Does car allowance count as income for mortgage? ... Many don't include a company car allowance as part of your income, limiting the amount you are entitled to borrow. However, some lenders will take a vehicle allowance or company car benefit into account.
Should you pay off debt before buying a house? Not necessarily, but you can expect lenders to take into consideration how much debt you have and what kind it is. Considering a solution that might reduce your payments or lower your interest rate could improve your chances of getting the home loan you want.
your last three months' payslips. passport or driving licence (to prove your identity) bank statements of your current account for the last three to six months. statement of two to three years' accounts from an accountant if self-employed.
Most borrowers need at least 3–5% down to get approved for a home loan. If you qualify for a VA loan or USDA loan, though, you might get approved with no money down at all. What's the minimum credit score for mortgage approval? FHA loans have the lowest credit score minimum of any loan program.
Traditional mortgage lenders like to see that you have at least two months worth of living expenses stashed in your savings account for a rainy day. ... You're likely to need at least six months worth of expenses in your savings account before a lender will even consider you without a job, so save as much as you can.
Buying a car could make it more difficult for you to get a mortgage loan for the home that you really want. However, car loans are typically easier to get, as they don't involve as deep a dive into your credit and debt-to-income situation. If you can wait, you might consider getting a car after you get your home.
“The auto industry wants to sell more cars,” Lonergan says. “To do this, they're willing to take on a higher level of risk, so they're more willing to lend to customers who don't have perfect credit.” ... “It's true that it's easier to qualify for an auto loan than it is for a mortgage,” Lonergan says.
Lenders Providing a Loan Against Car
As we said earlier, you can put your car as a mortgage to get the required loan amount from different banks.
If you pay off and close the auto loan, your credit mix now has less variety since it only contains credit cards. This could lead to a temporary drop in your credit score. That said, it's not necessary to go out of your way to take on as many different types of credit as possible.

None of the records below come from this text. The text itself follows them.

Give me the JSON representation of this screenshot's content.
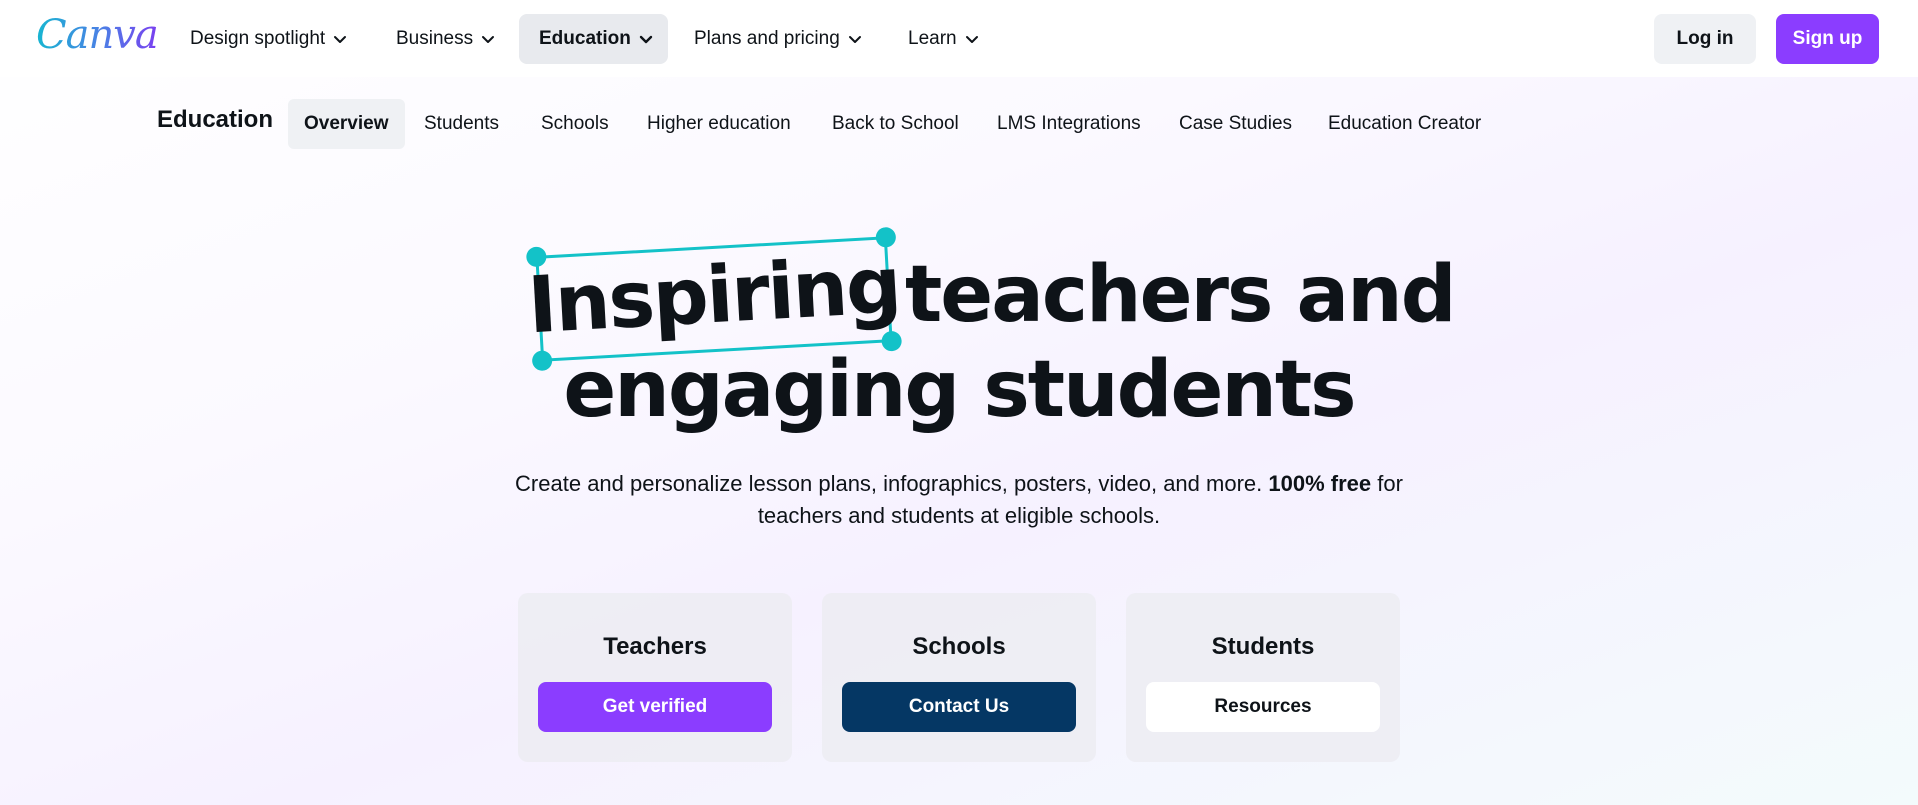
{
  "brand": {
    "logo_text": "Canva",
    "accent": "#8b3dff",
    "highlight": "#13c2c8",
    "navy": "#053764"
  },
  "topnav": {
    "items": [
      {
        "label": "Design spotlight",
        "has_dropdown": true
      },
      {
        "label": "Business",
        "has_dropdown": true
      },
      {
        "label": "Education",
        "has_dropdown": true,
        "active": true
      },
      {
        "label": "Plans and pricing",
        "has_dropdown": true
      },
      {
        "label": "Learn",
        "has_dropdown": true
      }
    ],
    "login_label": "Log in",
    "signup_label": "Sign up"
  },
  "subnav": {
    "title": "Education",
    "items": [
      {
        "label": "Overview",
        "active": true
      },
      {
        "label": "Students"
      },
      {
        "label": "Schools"
      },
      {
        "label": "Higher education"
      },
      {
        "label": "Back to School"
      },
      {
        "label": "LMS Integrations"
      },
      {
        "label": "Case Studies"
      },
      {
        "label": "Education Creator"
      }
    ]
  },
  "hero": {
    "highlight_word": "Inspiring",
    "headline_rest_line1": "teachers and",
    "headline_line2": "engaging students",
    "subtitle_pre": "Create and personalize lesson plans, infographics, posters, video, and more.",
    "subtitle_bold": "100% free",
    "subtitle_post": "for teachers and students at eligible schools."
  },
  "cards": [
    {
      "title": "Teachers",
      "button_label": "Get verified"
    },
    {
      "title": "Schools",
      "button_label": "Contact Us"
    },
    {
      "title": "Students",
      "button_label": "Resources"
    }
  ]
}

Financing a car may be a good idea when: You want to drive a newer car you'd be unable to save up enough cash for in a reasonable amount of time. The interest rate is low, so the extra costs won't add much to the overall cost of the vehicle. The regular payments won't add stress to your current or upcoming budget.
What Credit Score Do I Need to Buy a Car? Generally speaking, banks require a minimum credit score of 600 to give an auto loan without any down payment. However, you CAN buy a car with a score of 400 or a score of 850.
If you have little to no credit history, or if your credit history is less than perfect, you may need a cosigner to qualify for a car loan. ... Having a cosigner for a car gives a lender extra assurances that the loan will be repaid. While a cosigner can help you get an auto loan, they're taking on risk.
When you co-sign a loan, the loan can show up on your credit reports. ... This could also affect your ability to get approved for a loan of your own down the road. With the responsibility of the applicant's loan on your shoulders, your debt-to-income ratio, or DTI, can increase.
When you co-sign, you promise to pay the loan yourself. It means that you risk having to repay any missed payments immediately. ... Co-signing an auto loan does not mean you have any right to the vehicle, it just means that you have agreed to become obligated to repay the amount of the loan.
Proof of Income for a Mortgage Loan
You'll have to provide your latest pay stubs, as well as two years of tax returns and W-2 forms. Though you must provide two years of tax returns, lenders don't actually require that you be at the same job for two full years.